Each one had three spikes at the end attached to one main stem.  I dug out the book I purchased on our trip to the Tall Grass Prairie Preserve.

And, found that these came from a grass called Prairie Threeawn.  From the book, I learned the spikes at the end of each stem are called "awns", thus the name "threeawn".  

The book says this grass tends to thrive in poor soil and that there are seven species in the 3-state area covered by this book.  It also says it can cause injury to grazing animals.  I assume this means the awns can stick in an animal's eye while its head is down close to the ground.  That seems likely as they certainly were stuck tight in the cat's tail and felt quite prickly to me.

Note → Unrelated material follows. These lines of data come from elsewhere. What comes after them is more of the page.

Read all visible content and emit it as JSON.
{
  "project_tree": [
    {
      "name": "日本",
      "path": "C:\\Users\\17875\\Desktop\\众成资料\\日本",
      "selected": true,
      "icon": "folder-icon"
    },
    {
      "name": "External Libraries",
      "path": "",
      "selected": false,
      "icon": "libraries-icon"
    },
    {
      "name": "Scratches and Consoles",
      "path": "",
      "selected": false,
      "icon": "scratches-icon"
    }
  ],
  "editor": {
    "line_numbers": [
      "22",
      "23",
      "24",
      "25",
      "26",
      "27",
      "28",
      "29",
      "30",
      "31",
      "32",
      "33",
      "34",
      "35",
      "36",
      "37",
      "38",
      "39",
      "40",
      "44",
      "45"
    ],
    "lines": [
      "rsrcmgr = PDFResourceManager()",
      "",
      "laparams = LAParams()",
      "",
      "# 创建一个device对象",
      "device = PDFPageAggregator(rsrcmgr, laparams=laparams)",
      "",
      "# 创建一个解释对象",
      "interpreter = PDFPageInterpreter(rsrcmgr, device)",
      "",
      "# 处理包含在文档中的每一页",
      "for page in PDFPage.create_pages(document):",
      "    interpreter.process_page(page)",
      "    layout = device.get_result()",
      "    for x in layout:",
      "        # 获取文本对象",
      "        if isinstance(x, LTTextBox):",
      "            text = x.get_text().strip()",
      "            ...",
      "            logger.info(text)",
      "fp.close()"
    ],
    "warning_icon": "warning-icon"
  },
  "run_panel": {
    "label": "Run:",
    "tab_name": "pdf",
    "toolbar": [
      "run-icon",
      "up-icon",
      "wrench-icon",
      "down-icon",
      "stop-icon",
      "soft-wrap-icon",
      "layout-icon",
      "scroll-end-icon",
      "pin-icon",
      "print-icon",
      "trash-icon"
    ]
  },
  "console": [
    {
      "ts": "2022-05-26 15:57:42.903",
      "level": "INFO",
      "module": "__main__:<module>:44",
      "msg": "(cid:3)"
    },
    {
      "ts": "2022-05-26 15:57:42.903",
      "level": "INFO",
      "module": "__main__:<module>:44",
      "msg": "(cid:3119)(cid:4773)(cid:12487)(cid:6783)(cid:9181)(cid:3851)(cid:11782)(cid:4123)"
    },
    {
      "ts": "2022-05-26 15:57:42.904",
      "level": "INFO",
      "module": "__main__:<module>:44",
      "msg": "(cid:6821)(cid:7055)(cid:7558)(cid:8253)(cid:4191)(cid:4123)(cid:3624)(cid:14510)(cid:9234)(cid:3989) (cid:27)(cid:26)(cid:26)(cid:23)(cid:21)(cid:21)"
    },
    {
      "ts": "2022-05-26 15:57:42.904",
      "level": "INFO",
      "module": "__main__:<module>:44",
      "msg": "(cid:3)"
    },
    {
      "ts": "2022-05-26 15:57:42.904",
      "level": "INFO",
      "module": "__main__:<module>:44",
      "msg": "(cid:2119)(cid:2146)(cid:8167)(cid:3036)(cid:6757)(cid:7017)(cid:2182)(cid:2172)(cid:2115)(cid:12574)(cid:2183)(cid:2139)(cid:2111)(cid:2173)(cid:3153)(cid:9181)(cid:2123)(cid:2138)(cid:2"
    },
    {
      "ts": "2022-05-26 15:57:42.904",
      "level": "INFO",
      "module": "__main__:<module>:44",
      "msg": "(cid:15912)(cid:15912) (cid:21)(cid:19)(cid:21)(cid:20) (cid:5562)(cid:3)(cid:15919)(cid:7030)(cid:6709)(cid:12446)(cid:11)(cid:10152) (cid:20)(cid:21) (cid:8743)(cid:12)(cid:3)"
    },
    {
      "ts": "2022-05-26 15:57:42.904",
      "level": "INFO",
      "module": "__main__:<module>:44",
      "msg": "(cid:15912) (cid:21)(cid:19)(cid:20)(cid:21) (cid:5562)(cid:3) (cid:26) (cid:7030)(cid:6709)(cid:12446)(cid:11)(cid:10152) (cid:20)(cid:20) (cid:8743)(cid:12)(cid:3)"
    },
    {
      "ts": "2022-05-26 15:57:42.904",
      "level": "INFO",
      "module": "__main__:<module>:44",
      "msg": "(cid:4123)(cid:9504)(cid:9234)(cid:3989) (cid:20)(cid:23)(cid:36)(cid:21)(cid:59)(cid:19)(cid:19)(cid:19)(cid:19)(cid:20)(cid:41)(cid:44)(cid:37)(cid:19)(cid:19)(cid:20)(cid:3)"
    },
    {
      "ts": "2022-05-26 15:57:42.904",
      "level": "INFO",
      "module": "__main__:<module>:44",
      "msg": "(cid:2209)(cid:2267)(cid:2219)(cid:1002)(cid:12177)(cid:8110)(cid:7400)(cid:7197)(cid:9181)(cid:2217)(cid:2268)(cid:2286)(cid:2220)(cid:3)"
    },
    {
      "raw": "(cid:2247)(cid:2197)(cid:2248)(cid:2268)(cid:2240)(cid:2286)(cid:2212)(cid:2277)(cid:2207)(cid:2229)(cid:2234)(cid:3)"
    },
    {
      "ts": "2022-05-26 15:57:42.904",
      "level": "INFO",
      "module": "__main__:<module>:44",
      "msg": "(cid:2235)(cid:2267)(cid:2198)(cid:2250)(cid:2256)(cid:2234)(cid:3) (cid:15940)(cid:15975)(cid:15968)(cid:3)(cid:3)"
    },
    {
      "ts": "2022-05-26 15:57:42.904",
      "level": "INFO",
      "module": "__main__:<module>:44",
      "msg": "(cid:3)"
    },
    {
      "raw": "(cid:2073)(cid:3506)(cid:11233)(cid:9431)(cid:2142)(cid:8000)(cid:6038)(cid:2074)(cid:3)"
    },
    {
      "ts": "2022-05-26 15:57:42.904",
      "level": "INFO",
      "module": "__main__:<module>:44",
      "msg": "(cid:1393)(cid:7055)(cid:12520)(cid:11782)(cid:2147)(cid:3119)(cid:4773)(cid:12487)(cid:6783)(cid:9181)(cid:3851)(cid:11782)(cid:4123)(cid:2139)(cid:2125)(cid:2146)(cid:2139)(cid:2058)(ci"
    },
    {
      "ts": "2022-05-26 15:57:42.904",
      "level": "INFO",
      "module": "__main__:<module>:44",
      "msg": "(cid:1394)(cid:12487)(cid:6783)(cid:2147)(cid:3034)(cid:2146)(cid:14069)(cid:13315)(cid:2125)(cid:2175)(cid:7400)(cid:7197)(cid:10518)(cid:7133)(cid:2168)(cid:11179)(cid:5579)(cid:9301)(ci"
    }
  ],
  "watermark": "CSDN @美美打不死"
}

Monday, November 17, 2014

Fall Grasses

Back in October, we made a trip over to Pawhuska, Oklahoma, to attend an open house at the Nature Conservancy's Tall Grass Prairie Preserve.

It was a beautiful day.  We took a picnic lunch, listened to talks about the resident buffalo herd and took a short hike.  I also purchased a t-shirt and the following book at the gift shop.

I bought the book because I've become fascinated by the many species of grasses I've found growing on our land.  If you recall, a few weeks ago, I wrote an entry about Little Bluestem grass

The clumps of Bluestem shown in that article have turned reddish-brown and stand out beautifully in contrast to the snow in this picture.

I've never paid much attention to grasses, I guess because my eyes were distracted by the much showier wildflowers.  I wrote a blog entry on those, too.

However, in the fall, most of the wildflowers are gone and the grasses begin to send up seed stalks.   I took several pictures of various grasses this fall.  Unfortunately, I didn't buy the grass book in time to be able to identify most of them.  But here are the pictures I took.

I know a lot of folks who want immaculate lawns and cannot stand it if their grass gets over 2 inches tall.  I'm happy to say that I'm not one of those folks!  I love the bio-diversity of the small prairie that we have created around our house.